As mentioned, Kobe is gearing up for a BIG autumn, as one of the host cities of the Rugby World Cup 2019. Several games will be taking place at Kobe Misaki Stadium. It’s the first time that it’s been held in an Asian country, and the first time outside of a tier 1 nation. It was lovely chatting to people in and around Kobe, and hearing their excitement for the games. Hopefully lots of people will visit during this time, and base themselves in Kobe. When I last checked there were still tickets available.
Head Off On A Day Trip From Kobe
So I’ve shared some ideas for what to do in Kobe, but what else is there to do in the Kansai region?
With such an efficient train network, it’s really easy to base yourself in Kobe and explore some other amazing places.
You can travel from Kobe to Osaka in around an hour, and once there I’d recommend splitting your time between Osaka Castle and the vibrant area of Dotonbori.
The city of Himeji also has a beautiful castle (one of the most famous in Japan!) along with beautiful Japanese gardens.
A highlight was our trip to Arima Onsen, one of Japan’s premier onsen towns. We spent an afternoon relaxing in the hot springs and enjoying traditional ryokan food.
Or for some of the best views of the Kansai region, I’d recommend taking the cable car up to the top of Mount Rokko. There’s a great observatory up there, plus a café, restaurant and gift shop. Watching the sunset over Kobe and Osaka was absolutely magical!
How to get to Kobe, Japan?
If you’re travelling from abroad, the easiest way to get to Kobe is to fly into Osaka Kansai Airport. The bus from Kansai Airport to Kobe takes just over an hour and costs ¥1,950 (around £13).

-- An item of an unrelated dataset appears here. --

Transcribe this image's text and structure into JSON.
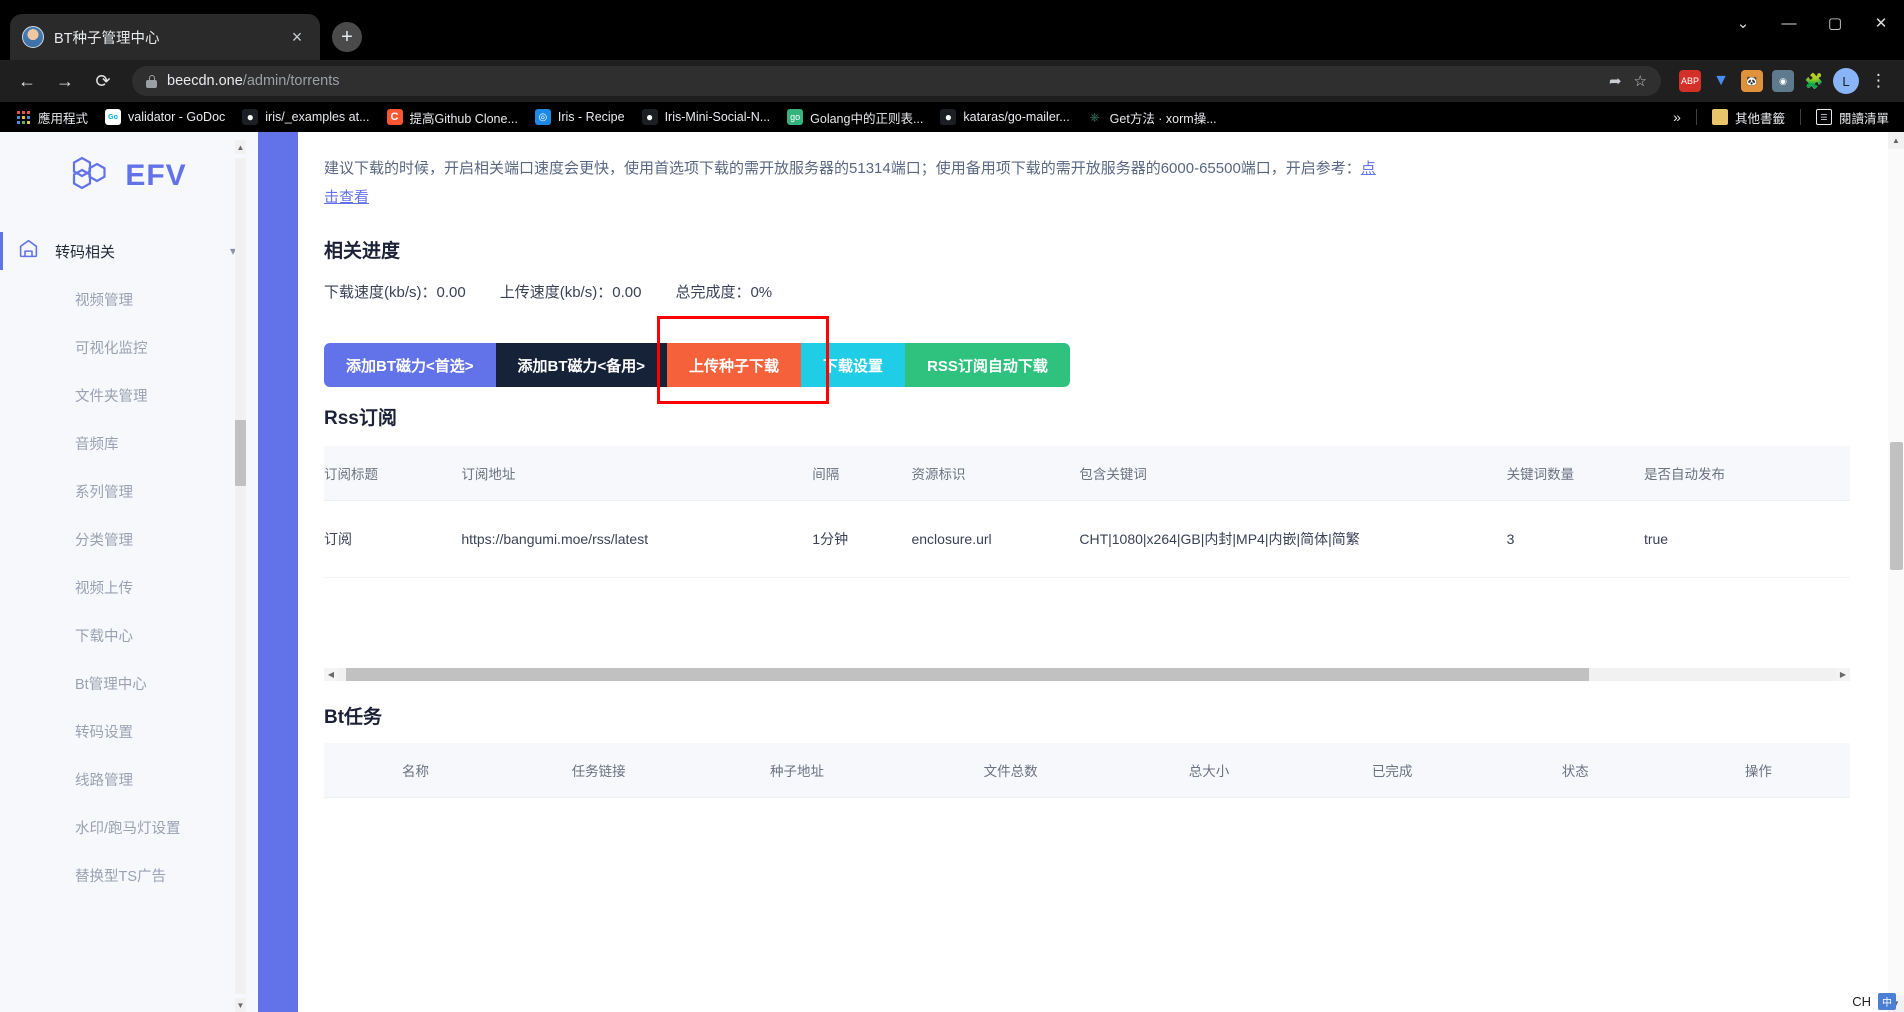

There’s also the Kobe-Kansai Airport bay shuttle service – a high-speed ferry that links the airports. We couldn’t experience this on the day we arrived as the weather wasn’t great, but I saw they were running a promotion for foreign visitors, costing just ¥500 per ticket. From Kobe Airport, you can then hop in a taxi or on the train.
You can also travel from Tokyo to Kobe by train (hurrah for those speedy shinkansen services!), which takes around three hours. Don’t forget to reserve a seat in advance if possible. Find out why in my Japan for first timers guide – guaranteed to help you avoid awkward situations on your trip!
A big thanks to Visit Kobe for inviting me to explore the region ahead of the Rugby World Cup 2019! As always, all opinions are my own.
Enjoyed this post? Pin it for later…